§ EXCERPTED RECORDS:
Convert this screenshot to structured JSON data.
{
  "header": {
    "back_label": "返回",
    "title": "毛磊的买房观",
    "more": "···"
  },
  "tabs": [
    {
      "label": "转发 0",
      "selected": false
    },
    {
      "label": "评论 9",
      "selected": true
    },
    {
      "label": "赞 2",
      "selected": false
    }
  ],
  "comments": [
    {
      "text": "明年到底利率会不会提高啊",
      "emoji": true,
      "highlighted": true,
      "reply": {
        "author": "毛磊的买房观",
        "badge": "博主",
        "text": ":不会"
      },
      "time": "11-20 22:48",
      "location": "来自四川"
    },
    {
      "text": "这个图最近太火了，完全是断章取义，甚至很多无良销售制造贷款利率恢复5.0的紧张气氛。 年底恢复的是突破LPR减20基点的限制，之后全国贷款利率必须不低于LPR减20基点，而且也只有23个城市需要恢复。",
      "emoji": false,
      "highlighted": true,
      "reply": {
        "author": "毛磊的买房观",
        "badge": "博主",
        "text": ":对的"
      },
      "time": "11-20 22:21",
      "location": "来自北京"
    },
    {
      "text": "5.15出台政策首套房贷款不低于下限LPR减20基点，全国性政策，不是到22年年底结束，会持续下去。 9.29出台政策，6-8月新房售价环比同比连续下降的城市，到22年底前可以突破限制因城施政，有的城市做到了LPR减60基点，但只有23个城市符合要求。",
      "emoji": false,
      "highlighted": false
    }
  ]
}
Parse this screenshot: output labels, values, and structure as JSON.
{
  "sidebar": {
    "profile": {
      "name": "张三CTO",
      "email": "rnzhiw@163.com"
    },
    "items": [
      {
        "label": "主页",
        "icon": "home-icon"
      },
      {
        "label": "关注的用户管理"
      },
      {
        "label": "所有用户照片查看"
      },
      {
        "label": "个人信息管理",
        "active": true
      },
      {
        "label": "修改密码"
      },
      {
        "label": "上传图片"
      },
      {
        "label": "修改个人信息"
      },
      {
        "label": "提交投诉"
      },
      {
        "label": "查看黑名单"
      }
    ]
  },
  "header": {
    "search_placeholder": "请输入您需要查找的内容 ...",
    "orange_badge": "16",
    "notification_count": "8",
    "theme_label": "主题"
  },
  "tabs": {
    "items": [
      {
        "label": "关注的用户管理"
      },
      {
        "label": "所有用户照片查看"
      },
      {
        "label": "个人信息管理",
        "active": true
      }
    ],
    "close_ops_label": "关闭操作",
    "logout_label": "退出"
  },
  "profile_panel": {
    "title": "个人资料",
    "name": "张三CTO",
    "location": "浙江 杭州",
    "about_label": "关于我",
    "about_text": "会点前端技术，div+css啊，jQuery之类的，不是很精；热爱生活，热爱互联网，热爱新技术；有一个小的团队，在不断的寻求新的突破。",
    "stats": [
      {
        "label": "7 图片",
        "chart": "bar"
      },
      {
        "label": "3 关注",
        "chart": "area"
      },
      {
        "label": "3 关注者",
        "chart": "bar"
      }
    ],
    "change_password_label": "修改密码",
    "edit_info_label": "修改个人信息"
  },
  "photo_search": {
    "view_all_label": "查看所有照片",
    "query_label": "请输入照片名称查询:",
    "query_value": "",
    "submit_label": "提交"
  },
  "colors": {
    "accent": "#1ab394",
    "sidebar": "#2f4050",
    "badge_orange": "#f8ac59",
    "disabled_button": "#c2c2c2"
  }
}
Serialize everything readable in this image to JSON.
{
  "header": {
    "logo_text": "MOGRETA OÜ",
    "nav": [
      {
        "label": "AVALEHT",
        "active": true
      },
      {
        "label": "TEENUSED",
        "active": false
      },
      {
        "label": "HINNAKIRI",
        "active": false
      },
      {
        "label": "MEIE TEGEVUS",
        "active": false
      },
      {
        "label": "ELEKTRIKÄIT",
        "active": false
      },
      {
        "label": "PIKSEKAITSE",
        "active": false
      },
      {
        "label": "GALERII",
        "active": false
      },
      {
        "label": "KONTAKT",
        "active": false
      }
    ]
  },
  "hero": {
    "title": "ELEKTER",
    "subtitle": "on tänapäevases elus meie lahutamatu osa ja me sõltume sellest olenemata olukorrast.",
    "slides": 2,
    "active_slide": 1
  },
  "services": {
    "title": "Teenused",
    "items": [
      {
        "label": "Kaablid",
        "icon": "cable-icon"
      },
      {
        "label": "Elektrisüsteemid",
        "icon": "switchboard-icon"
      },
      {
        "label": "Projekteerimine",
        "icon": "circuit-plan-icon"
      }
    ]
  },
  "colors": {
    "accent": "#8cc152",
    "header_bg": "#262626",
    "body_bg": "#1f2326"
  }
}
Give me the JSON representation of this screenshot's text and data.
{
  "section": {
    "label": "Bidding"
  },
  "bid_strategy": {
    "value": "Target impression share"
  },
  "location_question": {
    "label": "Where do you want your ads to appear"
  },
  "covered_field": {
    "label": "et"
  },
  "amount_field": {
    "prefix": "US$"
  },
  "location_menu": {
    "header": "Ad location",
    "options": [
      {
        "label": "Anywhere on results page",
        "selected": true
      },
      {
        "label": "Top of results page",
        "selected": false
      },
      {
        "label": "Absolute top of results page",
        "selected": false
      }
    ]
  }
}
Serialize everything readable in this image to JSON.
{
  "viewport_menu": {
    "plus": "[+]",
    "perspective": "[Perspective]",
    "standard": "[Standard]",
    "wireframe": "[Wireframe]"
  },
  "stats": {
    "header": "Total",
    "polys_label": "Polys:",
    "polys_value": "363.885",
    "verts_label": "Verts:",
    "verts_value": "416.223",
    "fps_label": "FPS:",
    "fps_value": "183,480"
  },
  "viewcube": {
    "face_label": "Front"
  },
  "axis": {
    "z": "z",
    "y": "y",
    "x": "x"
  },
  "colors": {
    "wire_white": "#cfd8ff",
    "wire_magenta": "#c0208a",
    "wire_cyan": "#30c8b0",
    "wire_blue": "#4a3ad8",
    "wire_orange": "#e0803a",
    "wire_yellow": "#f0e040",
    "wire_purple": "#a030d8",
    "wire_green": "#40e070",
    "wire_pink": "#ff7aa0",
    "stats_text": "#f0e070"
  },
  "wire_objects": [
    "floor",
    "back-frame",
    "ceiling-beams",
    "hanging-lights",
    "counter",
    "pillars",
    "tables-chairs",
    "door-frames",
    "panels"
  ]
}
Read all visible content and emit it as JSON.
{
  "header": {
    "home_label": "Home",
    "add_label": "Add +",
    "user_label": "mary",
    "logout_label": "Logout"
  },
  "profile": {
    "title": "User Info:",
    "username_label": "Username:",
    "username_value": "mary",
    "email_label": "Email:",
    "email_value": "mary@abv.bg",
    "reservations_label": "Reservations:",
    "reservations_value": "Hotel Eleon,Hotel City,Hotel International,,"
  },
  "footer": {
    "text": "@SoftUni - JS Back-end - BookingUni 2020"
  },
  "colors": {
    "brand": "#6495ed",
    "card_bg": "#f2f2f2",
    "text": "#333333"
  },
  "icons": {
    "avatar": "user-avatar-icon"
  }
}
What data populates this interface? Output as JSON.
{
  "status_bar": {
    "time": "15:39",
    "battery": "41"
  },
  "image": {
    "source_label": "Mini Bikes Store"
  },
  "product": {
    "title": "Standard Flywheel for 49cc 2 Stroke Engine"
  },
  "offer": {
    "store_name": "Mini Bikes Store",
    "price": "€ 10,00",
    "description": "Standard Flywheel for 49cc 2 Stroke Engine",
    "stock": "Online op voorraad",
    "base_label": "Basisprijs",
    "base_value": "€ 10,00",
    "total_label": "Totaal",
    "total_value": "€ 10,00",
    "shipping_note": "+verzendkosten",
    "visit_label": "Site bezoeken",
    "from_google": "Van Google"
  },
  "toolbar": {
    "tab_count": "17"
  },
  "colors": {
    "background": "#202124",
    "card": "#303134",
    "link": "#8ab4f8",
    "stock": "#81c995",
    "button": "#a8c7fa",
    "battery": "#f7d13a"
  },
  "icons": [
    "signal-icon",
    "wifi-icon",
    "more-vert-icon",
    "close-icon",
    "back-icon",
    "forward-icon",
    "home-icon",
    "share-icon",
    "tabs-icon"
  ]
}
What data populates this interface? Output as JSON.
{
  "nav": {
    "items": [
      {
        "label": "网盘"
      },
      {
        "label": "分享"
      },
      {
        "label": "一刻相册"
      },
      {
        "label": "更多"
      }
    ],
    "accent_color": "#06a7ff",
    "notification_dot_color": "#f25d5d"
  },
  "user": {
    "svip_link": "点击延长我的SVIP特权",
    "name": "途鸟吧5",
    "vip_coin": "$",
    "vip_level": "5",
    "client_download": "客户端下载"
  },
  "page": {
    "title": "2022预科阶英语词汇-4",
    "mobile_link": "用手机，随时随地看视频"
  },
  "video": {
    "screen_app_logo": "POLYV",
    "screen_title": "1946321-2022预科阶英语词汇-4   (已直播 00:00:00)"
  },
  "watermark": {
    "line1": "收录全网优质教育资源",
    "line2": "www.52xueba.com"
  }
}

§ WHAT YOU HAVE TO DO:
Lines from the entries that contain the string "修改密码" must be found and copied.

§ TASK OUTPUT:
        "label": "修改密码"
    "change_password_label": "修改密码",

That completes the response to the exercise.